Alex Katz's work has been the subject of more than 250 solo exhibitions and nearly 500 group exhibitions internationally since 1951.These exhibitions include: the Whitney Museum of American Art (1986); Brooklyn Museum of Art (1988); Staatliche Kunsthalle, Baden-Baden (1995), Instituto Valenciano de Arte Moderno, Valencia (1996); P.S. 1/Institute for Contemporary Art, New York (1997-1998); the Saatchi Gallery, London (1998); Kunst und Ausstellungshalle der Bundesrepublik Deutschland, Bonn (2002); The Jewish Museum, New York (2006); National Portrait Gallery, London ( 2010); the Albertina, Vienna (2010); Museum of Fine Arts, Boston (2012); Tate St. Ives (2012), Guggenheim Bilbao (2015), Serpentine Gallery, London (2016), The Cleveland Museum of Art (2017), Lotte Museum of Art, Seoul (2018), Tate Liverpool (2018), Museum Brandhorst, Munich (2018), Musee de L'Orangerie, Paris (2019), Fondation Louis Vuitton, Paris (2019) and the Fosun Foundation, Shanghai (2020).
The Paul J. Schupf Wing for the Works of Alex Katz, which opened at the Colby College Museum of Art in1996, presents ongoing exhibitions of its in-depth collection of Katz’s paintings, cutouts, drawings, and prints.
Katz has received numerous accolades throughout his career. Among them, Katz was inducted by the American Academy and Institute of Arts and Letters in 1988. In 1978, Katz received the U.S. Government grant to participate in an educational and cultural exchange with the USSR. Katz was awarded the John Simon Guggenheim Memorial Fellowship for Painting in 1972.
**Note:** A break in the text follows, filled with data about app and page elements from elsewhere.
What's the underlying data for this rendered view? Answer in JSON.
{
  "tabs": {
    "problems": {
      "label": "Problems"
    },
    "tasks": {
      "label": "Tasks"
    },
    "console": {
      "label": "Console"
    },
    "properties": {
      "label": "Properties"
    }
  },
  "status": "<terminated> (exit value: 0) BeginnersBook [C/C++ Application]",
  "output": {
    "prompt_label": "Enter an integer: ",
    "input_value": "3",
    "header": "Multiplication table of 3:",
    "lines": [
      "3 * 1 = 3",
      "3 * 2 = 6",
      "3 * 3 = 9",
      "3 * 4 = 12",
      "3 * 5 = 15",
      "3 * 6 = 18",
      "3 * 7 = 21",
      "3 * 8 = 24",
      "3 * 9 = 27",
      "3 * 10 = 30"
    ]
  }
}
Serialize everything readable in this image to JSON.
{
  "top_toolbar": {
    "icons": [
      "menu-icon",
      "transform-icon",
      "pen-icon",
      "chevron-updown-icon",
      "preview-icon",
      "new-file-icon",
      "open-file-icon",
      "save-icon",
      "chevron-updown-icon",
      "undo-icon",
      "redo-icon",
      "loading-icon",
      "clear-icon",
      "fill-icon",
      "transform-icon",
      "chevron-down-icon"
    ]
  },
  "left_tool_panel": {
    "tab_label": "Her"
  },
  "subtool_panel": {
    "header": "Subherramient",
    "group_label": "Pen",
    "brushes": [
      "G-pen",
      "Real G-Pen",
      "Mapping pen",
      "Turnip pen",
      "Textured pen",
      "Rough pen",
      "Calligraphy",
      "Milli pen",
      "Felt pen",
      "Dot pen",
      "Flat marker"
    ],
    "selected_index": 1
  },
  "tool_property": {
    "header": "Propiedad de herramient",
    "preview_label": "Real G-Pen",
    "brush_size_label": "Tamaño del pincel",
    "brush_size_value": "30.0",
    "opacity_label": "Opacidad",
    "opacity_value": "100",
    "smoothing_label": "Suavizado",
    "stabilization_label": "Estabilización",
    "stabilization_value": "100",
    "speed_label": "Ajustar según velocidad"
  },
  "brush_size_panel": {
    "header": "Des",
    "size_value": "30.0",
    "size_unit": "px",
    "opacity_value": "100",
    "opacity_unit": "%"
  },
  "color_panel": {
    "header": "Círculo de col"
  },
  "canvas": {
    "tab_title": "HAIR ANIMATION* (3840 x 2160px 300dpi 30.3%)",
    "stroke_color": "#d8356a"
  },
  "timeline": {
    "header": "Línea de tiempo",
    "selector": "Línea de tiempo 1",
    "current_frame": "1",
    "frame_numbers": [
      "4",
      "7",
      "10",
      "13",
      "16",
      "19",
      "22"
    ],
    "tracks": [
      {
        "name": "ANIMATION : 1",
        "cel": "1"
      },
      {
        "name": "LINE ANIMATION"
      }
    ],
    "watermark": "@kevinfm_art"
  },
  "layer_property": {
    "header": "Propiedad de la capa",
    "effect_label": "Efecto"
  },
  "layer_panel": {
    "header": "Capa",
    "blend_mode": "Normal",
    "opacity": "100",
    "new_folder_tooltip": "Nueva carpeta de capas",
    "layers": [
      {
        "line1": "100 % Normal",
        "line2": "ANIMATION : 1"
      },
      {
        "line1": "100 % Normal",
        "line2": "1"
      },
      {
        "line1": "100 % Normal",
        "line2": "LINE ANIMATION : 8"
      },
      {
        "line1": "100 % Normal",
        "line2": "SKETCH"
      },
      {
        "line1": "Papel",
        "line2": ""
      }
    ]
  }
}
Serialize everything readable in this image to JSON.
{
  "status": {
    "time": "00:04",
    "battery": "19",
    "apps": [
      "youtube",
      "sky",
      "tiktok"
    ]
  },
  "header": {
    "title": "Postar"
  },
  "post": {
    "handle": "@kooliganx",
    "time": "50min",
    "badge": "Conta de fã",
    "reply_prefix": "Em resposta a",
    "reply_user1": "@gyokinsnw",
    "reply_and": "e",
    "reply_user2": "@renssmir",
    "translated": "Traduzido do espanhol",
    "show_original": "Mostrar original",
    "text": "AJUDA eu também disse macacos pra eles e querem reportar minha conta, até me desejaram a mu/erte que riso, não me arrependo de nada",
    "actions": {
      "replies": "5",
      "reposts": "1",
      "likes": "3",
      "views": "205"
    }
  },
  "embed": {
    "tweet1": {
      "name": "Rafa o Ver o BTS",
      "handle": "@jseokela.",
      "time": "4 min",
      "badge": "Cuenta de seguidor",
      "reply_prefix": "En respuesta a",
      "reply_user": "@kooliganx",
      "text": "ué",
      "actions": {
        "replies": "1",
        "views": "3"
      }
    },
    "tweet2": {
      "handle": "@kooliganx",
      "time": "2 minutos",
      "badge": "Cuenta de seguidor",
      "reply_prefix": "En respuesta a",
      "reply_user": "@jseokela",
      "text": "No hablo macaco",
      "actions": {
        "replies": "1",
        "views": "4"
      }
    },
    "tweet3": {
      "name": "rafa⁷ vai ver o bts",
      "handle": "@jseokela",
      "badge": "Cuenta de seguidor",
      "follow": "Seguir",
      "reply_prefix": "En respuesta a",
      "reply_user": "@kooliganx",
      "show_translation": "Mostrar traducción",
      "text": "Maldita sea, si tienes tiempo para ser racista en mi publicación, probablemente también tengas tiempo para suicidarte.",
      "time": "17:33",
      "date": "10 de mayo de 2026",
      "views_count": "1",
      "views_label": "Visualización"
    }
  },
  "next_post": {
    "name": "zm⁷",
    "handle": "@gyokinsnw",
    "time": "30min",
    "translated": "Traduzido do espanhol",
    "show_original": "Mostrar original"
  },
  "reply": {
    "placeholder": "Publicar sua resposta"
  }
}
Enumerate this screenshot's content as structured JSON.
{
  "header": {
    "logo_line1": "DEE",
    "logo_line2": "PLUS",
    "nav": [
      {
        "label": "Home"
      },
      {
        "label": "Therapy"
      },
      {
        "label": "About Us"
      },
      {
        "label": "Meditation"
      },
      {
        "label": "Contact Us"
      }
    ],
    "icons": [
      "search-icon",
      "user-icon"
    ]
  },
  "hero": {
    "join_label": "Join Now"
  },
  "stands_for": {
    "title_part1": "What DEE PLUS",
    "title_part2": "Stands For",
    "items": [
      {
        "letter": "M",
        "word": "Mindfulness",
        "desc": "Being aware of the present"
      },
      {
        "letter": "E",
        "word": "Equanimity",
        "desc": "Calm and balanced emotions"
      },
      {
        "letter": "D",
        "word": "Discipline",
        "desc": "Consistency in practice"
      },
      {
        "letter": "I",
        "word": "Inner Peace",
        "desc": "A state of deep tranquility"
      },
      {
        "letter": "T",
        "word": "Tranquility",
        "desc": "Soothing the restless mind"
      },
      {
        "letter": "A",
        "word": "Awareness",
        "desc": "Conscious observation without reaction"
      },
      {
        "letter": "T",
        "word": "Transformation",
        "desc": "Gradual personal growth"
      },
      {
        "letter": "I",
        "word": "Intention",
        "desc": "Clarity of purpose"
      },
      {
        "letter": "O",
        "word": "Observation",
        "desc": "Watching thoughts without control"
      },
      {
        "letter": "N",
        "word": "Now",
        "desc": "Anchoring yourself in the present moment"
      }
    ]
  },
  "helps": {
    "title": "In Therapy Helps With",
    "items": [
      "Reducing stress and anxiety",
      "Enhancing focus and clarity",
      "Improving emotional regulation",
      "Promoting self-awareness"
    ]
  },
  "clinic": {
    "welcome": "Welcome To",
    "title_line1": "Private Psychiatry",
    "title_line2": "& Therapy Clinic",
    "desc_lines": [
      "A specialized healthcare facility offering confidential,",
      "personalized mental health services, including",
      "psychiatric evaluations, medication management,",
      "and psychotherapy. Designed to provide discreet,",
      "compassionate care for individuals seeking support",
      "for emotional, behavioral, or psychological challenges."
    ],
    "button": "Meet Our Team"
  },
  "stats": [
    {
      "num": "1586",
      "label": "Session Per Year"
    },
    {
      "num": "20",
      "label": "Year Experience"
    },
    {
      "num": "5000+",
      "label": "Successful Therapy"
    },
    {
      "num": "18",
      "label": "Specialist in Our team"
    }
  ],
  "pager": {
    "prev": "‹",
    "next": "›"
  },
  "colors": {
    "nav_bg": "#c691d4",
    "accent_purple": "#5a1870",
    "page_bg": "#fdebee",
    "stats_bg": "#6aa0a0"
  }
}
Works by Alex Katz can be found in over 100 public collections worldwide. Most notably, those in America include: Albright-Knox Museum, Buffalo; The Art Institute of Chicago; The Brooklyn Museum; Carnegie Museum of Art, Pittsburgh; Des Moines Art Center; Hirshhorn Museum and Sculpture Garden at the Smithsonian Institution, Washington, D.C.; The Los Angeles County Museum of Art; The Metropolitan Museum of Art, New York; Milwaukee Art Museum; The Museum of Fine Arts, Boston; The Museum of Modern Art, New York; The National Gallery of Art, Washington, D.C.; National Museum of American Art, Smithsonian Institute, Washington, D.C.; National Portrait Gallery, Smithsonian Institution, Washington, D.C.; Philadelphia Museum of Art; the Wadsworth Athenaeum, Hartford; and The Whitney Museum of American Art, New York. Additionally, Katz’s work can be found in the Albertina (Austria), Museum Moderne Kunst (Austria), the Ateneum Taidemuso (Finland), the Sara Hildén Art Museum (Finland), Museum Brandhorst (Germany), the Bayerische Museum (Germany), Fondation Louis Vuitton (France), Israel Museum, the Metropolitan Museum of Art (Japan), Berardo Collection (Portugal), the Museo Nacional Centro de Arte Reina Sofia (Spain), IVAM Centre Julio Gonzalez (Spain), the Nationalgalerie (Germany), and the Tate Gallery (England), among others.